Since the beginning of teachers in classes, there have been certain types of students. As reliably as the sun will rise, you will have kids in your class that are always running late, or “forgetting” homework, or doing who-knows-what as soon as your back is turned. Here is a list of some of the more common ones, and how to do your best to make sure you’re classroom stays in order.
In my experience, there’s always the kid that waits until the last minute. Either for a big project at home, an in-class assignment, or even a test, this individual will chat, or stare into space, or do anything else other than the work. Sometimes, it’s because they’re smart enough to do it all quickly at the end, but they may distract students that need more time.
A good solution to keeping class on track is to entice them with a reason to finish. After they’re done with the test, hand out a cross-word puzzle, game, or sweet. It also helps to sit down with him/her and talk them through some questions. Once they’ve started, it might be easier for them to finish. Smaller deadlines might also help to pace them, but at the end of the day stricter rules for late work might be the only way to promote on-time behavior.
The Class Clown
Obviously the most infamous type of student, my personal clown’s name was Ben. He would speak in Korean when he wasn’t supposed to (usually to make fun of me), fill out answers with silly words or phrases he had picked up from somewhere (definitely not in my class), and literally run around the classroom wreaking havoc.
You know how students think teacher’s have eyes in the back of their heads? I got so good at knowing his patterns and impulses that I could say, “Ben, stop that,” or “Ben get back in your seat,” without turning around. Needless to say, that blew his mind. I also picked up enough Korean to intimidate him. Eventually, I realized he was acting this way because he was quicker to pick up on other things than the other students—he was actually just bored! It wasn’t long before I was writing puzzles on the board while the other kids worked, asked him more difficult questions about the material, and allowed to him to help write on the board often.
Other students might simply just have a sense of humor. But if my adventure with Ben teaches any lesson at all, it’s to embrace the excess energy and use it as best you can.
The Studious One
Some students act out because they’re not being challenged, while others seek out their challenges. Many students crave recognition, are genuinely interested in the material, and attack lessons and homework with a fervor. In some ways, these students might be harder to control than even the class clown. How do you praise a student, push his/her knowledge, but still cater to the rest of the class? When you have to go over the answers to a test where they completed every question perfectly, how do you keep them from feeling ignored or bored?
It’s important to give praise to the student that deserves it, while also generating a feeling of community in the classroom. Many times, I would ask that student to help with the answers to a student who was struggling, or have him/her read out loud to the class. Small, creative gestures add up to make sure the student is rewarded for their hard work without feeling like the rest of class is slowing them down.
The Sleepy Kid
Kids all over the world have hobbies and schedules that keep them busy. However some cultures, parents, or even the kids themselves (see above) can put well-being last on the list.
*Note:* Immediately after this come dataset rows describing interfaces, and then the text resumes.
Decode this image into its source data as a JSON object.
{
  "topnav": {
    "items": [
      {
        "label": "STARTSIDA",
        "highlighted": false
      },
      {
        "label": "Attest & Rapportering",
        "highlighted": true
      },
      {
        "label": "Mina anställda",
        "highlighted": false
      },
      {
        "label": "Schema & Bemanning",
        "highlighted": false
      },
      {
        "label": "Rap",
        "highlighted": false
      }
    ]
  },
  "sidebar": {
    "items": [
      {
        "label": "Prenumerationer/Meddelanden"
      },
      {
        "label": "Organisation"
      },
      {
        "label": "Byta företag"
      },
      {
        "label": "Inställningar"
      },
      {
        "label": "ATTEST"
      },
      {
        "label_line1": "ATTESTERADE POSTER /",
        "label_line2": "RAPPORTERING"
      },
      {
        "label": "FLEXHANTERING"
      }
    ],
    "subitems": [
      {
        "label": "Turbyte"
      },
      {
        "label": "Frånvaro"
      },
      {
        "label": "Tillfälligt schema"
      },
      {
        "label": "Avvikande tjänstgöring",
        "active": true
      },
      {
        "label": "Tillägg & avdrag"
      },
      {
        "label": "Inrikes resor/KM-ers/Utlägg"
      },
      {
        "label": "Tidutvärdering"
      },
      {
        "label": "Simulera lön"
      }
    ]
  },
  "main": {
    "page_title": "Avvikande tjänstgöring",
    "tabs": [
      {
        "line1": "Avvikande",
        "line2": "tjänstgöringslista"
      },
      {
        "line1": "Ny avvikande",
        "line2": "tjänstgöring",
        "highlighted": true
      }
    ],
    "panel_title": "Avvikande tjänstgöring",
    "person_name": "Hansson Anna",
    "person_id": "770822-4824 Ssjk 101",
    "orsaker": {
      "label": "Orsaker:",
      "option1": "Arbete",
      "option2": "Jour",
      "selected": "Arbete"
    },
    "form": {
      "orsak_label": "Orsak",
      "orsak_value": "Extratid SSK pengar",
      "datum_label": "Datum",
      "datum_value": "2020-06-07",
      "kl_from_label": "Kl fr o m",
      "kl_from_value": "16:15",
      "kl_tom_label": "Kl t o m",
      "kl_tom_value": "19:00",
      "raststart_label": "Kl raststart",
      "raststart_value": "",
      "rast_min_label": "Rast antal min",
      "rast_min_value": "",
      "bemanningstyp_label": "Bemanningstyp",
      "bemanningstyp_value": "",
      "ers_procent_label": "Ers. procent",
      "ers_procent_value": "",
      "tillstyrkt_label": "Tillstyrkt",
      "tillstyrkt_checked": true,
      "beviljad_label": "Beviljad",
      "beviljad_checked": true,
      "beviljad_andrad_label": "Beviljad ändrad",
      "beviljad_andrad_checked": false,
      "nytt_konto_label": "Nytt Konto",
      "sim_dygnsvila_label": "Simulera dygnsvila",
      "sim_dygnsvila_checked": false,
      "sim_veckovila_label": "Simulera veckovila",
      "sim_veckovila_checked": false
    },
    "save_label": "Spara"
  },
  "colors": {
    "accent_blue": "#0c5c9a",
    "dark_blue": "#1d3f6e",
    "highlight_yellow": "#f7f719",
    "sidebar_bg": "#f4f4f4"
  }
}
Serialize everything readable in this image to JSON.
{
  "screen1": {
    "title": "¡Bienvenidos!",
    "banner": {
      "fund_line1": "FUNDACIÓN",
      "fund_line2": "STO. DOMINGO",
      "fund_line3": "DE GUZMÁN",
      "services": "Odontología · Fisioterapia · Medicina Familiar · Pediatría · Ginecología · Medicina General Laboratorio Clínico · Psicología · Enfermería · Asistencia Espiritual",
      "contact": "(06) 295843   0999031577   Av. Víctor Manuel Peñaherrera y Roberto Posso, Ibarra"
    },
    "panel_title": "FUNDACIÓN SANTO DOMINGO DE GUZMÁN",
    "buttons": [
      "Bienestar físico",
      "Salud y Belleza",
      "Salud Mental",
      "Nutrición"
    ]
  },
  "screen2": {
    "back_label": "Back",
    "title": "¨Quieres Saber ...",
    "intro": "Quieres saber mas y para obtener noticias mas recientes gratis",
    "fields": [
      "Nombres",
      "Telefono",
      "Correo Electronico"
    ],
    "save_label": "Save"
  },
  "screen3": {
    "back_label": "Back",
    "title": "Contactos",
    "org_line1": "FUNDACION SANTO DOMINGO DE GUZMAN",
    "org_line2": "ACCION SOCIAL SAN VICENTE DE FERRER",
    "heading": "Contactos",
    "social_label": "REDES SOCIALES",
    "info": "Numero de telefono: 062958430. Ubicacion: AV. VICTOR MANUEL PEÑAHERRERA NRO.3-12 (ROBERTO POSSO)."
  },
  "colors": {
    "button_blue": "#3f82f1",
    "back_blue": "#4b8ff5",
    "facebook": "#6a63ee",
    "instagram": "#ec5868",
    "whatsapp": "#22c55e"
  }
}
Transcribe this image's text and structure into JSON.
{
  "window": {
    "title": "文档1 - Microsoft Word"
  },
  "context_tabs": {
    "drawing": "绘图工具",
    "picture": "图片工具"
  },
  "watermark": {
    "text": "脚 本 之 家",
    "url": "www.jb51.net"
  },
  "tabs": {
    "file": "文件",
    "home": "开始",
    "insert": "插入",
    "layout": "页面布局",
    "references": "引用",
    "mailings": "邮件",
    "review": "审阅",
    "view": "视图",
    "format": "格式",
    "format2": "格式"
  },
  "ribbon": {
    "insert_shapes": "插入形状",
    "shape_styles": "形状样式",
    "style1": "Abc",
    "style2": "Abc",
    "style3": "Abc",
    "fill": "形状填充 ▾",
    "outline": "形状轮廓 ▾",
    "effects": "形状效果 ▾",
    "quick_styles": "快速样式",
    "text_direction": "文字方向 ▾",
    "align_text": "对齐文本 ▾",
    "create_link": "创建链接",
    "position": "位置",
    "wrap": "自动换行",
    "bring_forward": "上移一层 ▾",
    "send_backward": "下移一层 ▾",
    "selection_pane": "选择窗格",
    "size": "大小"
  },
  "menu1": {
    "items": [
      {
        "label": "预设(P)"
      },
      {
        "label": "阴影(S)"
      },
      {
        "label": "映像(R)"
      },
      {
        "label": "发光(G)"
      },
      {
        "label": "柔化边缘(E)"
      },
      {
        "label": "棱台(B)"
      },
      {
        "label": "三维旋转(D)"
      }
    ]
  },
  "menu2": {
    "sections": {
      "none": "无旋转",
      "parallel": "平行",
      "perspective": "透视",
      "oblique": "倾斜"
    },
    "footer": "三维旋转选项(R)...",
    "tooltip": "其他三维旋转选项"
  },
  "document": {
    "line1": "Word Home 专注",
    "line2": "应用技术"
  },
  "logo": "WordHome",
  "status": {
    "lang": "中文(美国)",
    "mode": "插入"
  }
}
One student in my class couldn’t keep his head up. Even when the principal got involved, his motivation was extremely low and it was clear that he wasn’t learning anything. I’d always catch him with eyes half-closed and it was aggravating for everyone. Finally, I learned from his parents that he went to school at 7am, went right to piano lessons, then to Japanese lessons, then Tae Kwon Do, and then to my class which ended at 9:30pm. And that was just one day of his very busy weekly schedule.
Unfortunately, being a teacher of one class for so short a period cannot fix the root of the problem. But by allowing him to bring assignments home to finish, or providing extra homework for him to do in his spare time, I could at least help him pass tests and quizzes. And—as in my case—understanding the problem allowed me to stop punishing him for something he couldn’t help, and view the problem with empathy and a greater sense of understanding.
And that’s the case with all the students you’ll come across in your classroom. What might come off as boredom, or mean-spiritedness, or a lack of motivation in your students could really be a deeper problem. There’s no one right way to teach—and no perfect way to connect to a student—but learning about their struggles, inclinations, and motivators can help a teacher to understand their classroom and maximize the impact of each and every lesson for each individual student.
Words by Brianna Stimpson.